[Items from an interface collection]

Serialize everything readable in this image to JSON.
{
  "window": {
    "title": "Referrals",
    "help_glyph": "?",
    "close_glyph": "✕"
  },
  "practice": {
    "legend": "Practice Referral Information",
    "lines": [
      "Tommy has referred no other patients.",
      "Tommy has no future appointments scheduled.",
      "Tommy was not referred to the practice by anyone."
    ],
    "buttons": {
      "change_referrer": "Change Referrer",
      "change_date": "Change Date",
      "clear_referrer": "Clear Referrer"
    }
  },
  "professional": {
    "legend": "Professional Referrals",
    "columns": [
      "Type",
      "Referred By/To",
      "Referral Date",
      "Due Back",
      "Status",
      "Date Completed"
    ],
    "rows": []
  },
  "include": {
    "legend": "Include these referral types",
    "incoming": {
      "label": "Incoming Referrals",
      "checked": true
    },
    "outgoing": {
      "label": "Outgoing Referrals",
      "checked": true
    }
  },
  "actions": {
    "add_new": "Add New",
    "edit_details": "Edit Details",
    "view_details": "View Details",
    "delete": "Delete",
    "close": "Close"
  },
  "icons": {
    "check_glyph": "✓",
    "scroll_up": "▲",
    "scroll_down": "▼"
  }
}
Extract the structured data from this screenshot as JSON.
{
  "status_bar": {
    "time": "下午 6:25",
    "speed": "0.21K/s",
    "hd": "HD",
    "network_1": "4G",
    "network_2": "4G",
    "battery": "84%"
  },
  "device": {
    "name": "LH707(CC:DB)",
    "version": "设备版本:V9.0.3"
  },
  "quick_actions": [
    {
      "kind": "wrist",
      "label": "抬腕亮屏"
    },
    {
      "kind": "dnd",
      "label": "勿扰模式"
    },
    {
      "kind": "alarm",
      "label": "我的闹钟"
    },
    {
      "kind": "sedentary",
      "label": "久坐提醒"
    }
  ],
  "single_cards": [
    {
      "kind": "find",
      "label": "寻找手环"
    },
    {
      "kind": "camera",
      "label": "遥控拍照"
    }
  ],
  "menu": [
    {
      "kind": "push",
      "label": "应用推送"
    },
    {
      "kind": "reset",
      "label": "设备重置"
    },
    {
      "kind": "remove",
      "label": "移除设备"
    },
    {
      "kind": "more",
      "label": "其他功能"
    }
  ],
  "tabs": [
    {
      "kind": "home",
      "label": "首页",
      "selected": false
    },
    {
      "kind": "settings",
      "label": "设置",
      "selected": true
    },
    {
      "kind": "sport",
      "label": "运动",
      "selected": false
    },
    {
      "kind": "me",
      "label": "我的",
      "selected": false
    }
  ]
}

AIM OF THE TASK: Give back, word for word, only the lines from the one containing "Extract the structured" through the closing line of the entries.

SOLUTION FOR THIS EXERCISE:
Extract the structured data from this screenshot as JSON.
{
  "status_bar": {
    "time": "下午 6:25",
    "speed": "0.21K/s",
    "hd": "HD",
    "network_1": "4G",
    "network_2": "4G",
    "battery": "84%"
  },
  "device": {
    "name": "LH707(CC:DB)",
    "version": "设备版本:V9.0.3"
  },
  "quick_actions": [
    {
      "kind": "wrist",
      "label": "抬腕亮屏"
    },
    {
      "kind": "dnd",
      "label": "勿扰模式"
    },
    {
      "kind": "alarm",
      "label": "我的闹钟"
    },
    {
      "kind": "sedentary",
      "label": "久坐提醒"
    }
  ],
  "single_cards": [
    {
      "kind": "find",
      "label": "寻找手环"
    },
    {
      "kind": "camera",
      "label": "遥控拍照"
    }
  ],
  "menu": [
    {
      "kind": "push",
      "label": "应用推送"
    },
    {
      "kind": "reset",
      "label": "设备重置"
    },
    {
      "kind": "remove",
      "label": "移除设备"
    },
    {
      "kind": "more",
      "label": "其他功能"
    }
  ],
  "tabs": [
    {
      "kind": "home",
      "label": "首页",
      "selected": false
    },
    {
      "kind": "settings",
      "label": "设置",
      "selected": true
    },
    {
      "kind": "sport",
      "label": "运动",
      "selected": false
    },
    {
      "kind": "me",
      "label": "我的",
      "selected": false
    }
  ]
}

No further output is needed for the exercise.